(Source data Opens)

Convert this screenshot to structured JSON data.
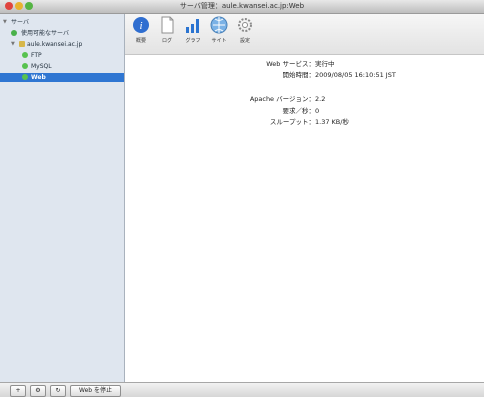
{
  "window": {
    "title": "サーバ管理：aule.kwansei.ac.jp:Web"
  },
  "sidebar": {
    "section_label": "サーバ",
    "items": [
      {
        "label": "使用可能なサーバ"
      },
      {
        "label": "aule.kwansei.ac.jp"
      },
      {
        "label": "FTP"
      },
      {
        "label": "MySQL"
      },
      {
        "label": "Web"
      }
    ]
  },
  "toolbar": {
    "tools": [
      {
        "label": "概要",
        "icon": "info-icon"
      },
      {
        "label": "ログ",
        "icon": "document-icon"
      },
      {
        "label": "グラフ",
        "icon": "bar-chart-icon"
      },
      {
        "label": "サイト",
        "icon": "globe-icon"
      },
      {
        "label": "設定",
        "icon": "gear-icon"
      }
    ]
  },
  "status": {
    "web_service_label": "Web サービス：",
    "web_service_value": "実行中",
    "start_time_label": "開始時間：",
    "start_time_value": "2009/08/05 16:10:51 JST",
    "apache_version_label": "Apache バージョン：",
    "apache_version_value": "2.2",
    "requests_label": "要求／秒：",
    "requests_value": "0",
    "throughput_label": "スループット：",
    "throughput_value": "1.37 KB/秒"
  },
  "bottom": {
    "add_label": "+",
    "action_label": "⚙",
    "refresh_label": "↻",
    "stop_label": "Web を停止"
  }
}
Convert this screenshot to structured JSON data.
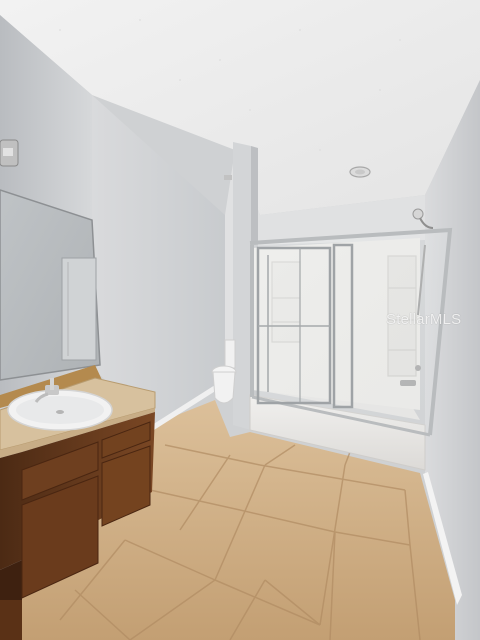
{
  "photo": {
    "subject": "bathroom",
    "watermark": "StellarMLS"
  },
  "colors": {
    "ceiling": "#eeeeee",
    "wall_left": "#c9ccd0",
    "wall_back": "#e1e2e3",
    "wall_right": "#d2d4d6",
    "floor_tile": "#c9ab82",
    "countertop": "#d6c09c",
    "cabinet": "#6b3d1f",
    "tub": "#ecebea"
  }
}
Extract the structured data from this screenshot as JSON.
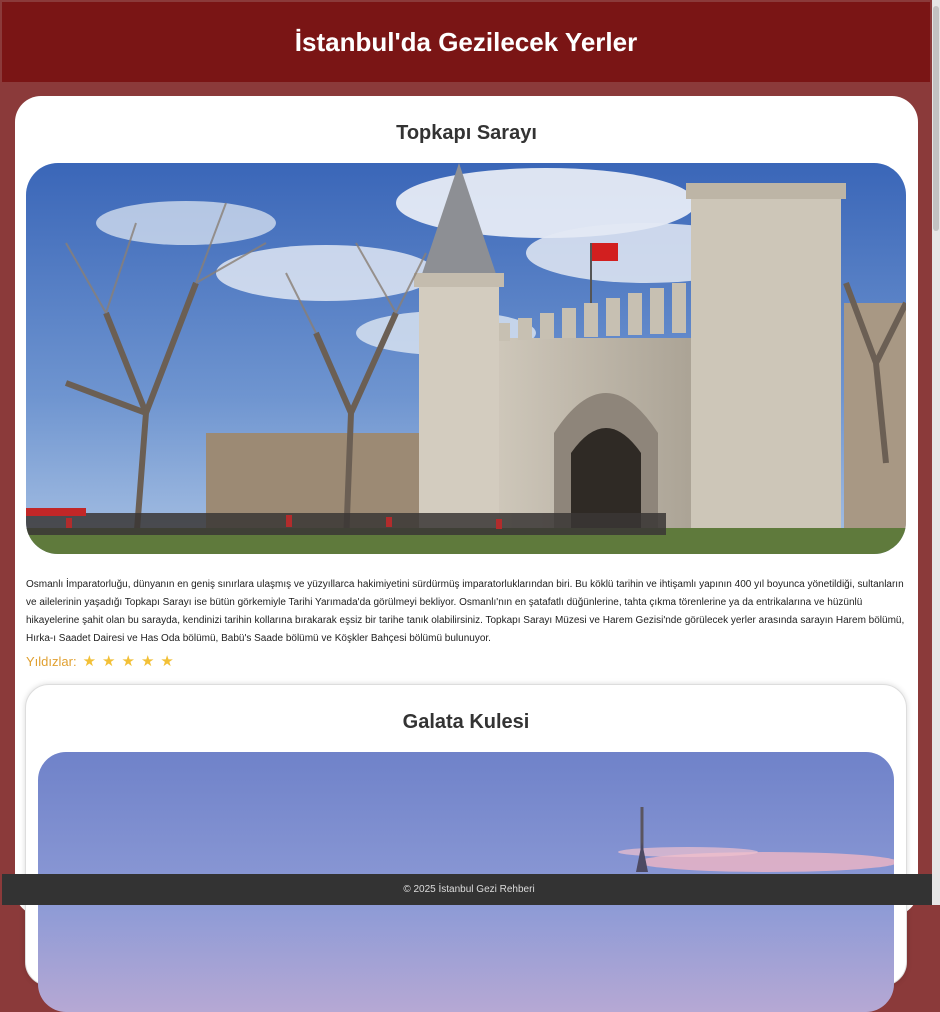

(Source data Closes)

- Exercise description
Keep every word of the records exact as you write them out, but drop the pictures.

- Expected output
Convert this screenshot to structured JSON data.
{
  "window": {
    "title": "サーバ管理：aule.kwansei.ac.jp:Web"
  },
  "sidebar": {
    "section_label": "サーバ",
    "items": [
      {
        "label": "使用可能なサーバ"
      },
      {
        "label": "aule.kwansei.ac.jp"
      },
      {
        "label": "FTP"
      },
      {
        "label": "MySQL"
      },
      {
        "label": "Web"
      }
    ]
  },
  "toolbar": {
    "tools": [
      {
        "label": "概要",
        "icon": "info-icon"
      },
      {
        "label": "ログ",
        "icon": "document-icon"
      },
      {
        "label": "グラフ",
        "icon": "bar-chart-icon"
      },
      {
        "label": "サイト",
        "icon": "globe-icon"
      },
      {
        "label": "設定",
        "icon": "gear-icon"
      }
    ]
  },
  "status": {
    "web_service_label": "Web サービス：",
    "web_service_value": "実行中",
    "start_time_label": "開始時間：",
    "start_time_value": "2009/08/05 16:10:51 JST",
    "apache_version_label": "Apache バージョン：",
    "apache_version_value": "2.2",
    "requests_label": "要求／秒：",
    "requests_value": "0",
    "throughput_label": "スループット：",
    "throughput_value": "1.37 KB/秒"
  },
  "bottom": {
    "add_label": "+",
    "action_label": "⚙",
    "refresh_label": "↻",
    "stop_label": "Web を停止"
  }
}
Convert this screenshot to structured JSON data.
{
  "photo": {
    "subject": "bathroom",
    "watermark": "StellarMLS"
  },
  "colors": {
    "ceiling": "#eeeeee",
    "wall_left": "#c9ccd0",
    "wall_back": "#e1e2e3",
    "wall_right": "#d2d4d6",
    "floor_tile": "#c9ab82",
    "countertop": "#d6c09c",
    "cabinet": "#6b3d1f",
    "tub": "#ecebea"
  }
}
Extract the structured data from this screenshot as JSON.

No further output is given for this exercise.